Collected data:

§

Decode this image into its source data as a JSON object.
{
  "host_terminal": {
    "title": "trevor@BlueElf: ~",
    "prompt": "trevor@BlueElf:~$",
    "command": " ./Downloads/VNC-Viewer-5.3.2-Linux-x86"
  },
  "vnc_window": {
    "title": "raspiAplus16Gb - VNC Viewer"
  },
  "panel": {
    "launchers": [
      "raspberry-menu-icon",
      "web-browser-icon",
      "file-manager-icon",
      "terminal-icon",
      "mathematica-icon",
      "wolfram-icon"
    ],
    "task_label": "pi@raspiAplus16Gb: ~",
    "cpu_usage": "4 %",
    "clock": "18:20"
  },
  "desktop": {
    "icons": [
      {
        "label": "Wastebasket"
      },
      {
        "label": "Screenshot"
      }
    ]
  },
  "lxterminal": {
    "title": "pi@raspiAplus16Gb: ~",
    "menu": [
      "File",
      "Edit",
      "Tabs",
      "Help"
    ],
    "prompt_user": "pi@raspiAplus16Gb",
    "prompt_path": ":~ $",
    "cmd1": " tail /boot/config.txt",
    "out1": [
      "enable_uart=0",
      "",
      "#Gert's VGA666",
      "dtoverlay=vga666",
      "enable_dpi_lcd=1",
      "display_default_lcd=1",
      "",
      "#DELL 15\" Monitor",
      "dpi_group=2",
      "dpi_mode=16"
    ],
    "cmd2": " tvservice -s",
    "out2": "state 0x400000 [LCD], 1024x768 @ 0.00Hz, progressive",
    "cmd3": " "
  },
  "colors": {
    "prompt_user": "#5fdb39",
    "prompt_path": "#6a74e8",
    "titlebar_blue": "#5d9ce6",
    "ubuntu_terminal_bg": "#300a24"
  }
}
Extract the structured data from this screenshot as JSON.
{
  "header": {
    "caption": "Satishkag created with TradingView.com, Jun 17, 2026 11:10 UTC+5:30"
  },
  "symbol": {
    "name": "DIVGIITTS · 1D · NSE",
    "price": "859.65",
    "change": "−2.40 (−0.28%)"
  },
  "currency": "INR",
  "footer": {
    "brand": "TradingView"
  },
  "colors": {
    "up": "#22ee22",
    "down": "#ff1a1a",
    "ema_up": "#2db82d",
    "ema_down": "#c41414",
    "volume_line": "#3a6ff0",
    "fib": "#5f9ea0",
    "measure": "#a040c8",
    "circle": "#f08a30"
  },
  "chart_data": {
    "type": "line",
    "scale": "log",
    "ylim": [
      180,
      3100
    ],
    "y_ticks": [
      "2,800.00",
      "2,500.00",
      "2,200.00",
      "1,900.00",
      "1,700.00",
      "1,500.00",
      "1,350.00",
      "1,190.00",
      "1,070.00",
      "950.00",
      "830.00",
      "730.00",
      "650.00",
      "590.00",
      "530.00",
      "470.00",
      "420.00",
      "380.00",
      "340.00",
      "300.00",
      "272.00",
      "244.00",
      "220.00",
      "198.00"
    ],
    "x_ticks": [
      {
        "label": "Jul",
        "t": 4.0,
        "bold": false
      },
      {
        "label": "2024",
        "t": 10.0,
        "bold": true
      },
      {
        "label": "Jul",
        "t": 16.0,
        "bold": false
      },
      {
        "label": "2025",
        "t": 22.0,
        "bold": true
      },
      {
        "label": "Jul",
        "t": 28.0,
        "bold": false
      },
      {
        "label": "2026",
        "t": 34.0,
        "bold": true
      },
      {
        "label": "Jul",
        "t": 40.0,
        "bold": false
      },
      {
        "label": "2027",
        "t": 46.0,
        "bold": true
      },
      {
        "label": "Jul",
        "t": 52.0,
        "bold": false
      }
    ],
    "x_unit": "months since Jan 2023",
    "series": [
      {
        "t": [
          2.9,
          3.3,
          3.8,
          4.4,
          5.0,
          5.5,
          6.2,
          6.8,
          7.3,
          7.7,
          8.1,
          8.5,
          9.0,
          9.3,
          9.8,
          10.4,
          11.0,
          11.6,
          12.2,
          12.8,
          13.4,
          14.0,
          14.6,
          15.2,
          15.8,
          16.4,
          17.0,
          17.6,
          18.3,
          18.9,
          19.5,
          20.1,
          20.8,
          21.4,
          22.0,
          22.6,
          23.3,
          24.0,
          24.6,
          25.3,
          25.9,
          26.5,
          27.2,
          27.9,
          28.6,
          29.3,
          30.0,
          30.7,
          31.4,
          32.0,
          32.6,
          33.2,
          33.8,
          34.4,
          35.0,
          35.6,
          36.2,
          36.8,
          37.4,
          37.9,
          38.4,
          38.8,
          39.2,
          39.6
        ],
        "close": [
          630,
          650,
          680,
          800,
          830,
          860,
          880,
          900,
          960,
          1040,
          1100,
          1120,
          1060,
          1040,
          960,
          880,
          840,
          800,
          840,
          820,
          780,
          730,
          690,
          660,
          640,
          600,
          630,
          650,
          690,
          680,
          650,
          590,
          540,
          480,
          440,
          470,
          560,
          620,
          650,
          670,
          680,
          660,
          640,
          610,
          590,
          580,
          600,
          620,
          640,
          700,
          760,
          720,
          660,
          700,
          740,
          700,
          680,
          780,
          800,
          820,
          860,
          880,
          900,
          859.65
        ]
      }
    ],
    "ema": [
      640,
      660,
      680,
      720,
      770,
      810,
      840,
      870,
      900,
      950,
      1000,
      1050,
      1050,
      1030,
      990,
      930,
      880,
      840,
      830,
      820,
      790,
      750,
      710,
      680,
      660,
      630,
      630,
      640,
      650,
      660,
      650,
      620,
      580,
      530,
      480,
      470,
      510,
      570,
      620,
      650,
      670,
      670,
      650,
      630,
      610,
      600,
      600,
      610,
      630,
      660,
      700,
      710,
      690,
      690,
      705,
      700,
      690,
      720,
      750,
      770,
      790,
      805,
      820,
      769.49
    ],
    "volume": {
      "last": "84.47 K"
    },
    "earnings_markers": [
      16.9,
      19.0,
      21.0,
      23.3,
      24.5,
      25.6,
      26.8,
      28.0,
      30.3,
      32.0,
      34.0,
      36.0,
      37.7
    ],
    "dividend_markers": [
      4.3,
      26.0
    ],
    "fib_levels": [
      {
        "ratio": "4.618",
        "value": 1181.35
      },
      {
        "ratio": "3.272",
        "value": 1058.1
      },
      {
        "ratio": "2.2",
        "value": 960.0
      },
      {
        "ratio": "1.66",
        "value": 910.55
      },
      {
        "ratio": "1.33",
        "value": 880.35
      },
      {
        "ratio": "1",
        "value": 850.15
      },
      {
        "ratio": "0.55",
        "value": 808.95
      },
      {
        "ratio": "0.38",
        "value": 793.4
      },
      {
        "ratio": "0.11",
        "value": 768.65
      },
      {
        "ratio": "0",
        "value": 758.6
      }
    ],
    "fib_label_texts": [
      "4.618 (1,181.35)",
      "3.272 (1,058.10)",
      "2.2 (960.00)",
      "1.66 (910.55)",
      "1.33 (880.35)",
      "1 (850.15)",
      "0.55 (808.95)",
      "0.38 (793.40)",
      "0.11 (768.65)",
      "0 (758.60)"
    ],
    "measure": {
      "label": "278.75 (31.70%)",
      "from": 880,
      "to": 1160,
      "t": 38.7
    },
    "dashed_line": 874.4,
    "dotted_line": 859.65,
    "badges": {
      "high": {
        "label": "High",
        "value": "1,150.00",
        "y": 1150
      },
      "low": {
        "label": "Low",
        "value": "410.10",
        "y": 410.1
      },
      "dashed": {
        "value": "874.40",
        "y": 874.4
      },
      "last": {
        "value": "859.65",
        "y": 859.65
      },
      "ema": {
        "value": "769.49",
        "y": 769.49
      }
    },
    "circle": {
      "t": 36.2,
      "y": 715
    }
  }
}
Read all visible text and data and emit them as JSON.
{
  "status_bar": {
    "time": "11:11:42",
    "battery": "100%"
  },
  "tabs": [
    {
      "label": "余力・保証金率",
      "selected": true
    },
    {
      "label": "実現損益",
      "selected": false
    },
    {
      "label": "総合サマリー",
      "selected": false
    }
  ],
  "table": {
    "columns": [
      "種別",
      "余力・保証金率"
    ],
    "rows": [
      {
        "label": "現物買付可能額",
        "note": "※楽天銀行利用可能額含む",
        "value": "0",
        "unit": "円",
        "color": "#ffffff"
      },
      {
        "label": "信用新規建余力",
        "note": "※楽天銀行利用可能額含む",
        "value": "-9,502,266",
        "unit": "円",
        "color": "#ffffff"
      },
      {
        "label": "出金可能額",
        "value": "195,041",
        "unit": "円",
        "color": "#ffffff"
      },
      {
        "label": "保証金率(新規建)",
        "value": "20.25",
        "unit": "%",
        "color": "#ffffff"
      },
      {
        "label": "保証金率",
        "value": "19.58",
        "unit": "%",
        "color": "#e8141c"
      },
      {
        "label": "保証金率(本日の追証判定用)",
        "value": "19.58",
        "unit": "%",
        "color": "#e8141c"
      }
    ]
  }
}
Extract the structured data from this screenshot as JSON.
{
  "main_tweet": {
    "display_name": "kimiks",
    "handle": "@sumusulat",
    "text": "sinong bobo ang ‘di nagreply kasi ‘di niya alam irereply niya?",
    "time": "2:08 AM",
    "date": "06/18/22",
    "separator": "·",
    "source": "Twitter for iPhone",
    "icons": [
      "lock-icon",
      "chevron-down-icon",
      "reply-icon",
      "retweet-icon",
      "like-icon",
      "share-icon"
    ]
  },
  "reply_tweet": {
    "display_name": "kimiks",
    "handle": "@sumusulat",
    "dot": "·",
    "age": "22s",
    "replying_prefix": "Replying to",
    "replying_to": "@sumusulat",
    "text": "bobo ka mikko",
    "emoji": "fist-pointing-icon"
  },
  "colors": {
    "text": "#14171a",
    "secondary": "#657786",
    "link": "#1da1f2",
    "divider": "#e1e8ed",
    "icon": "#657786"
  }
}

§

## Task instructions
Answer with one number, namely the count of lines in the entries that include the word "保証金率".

## Reply to the exercise
5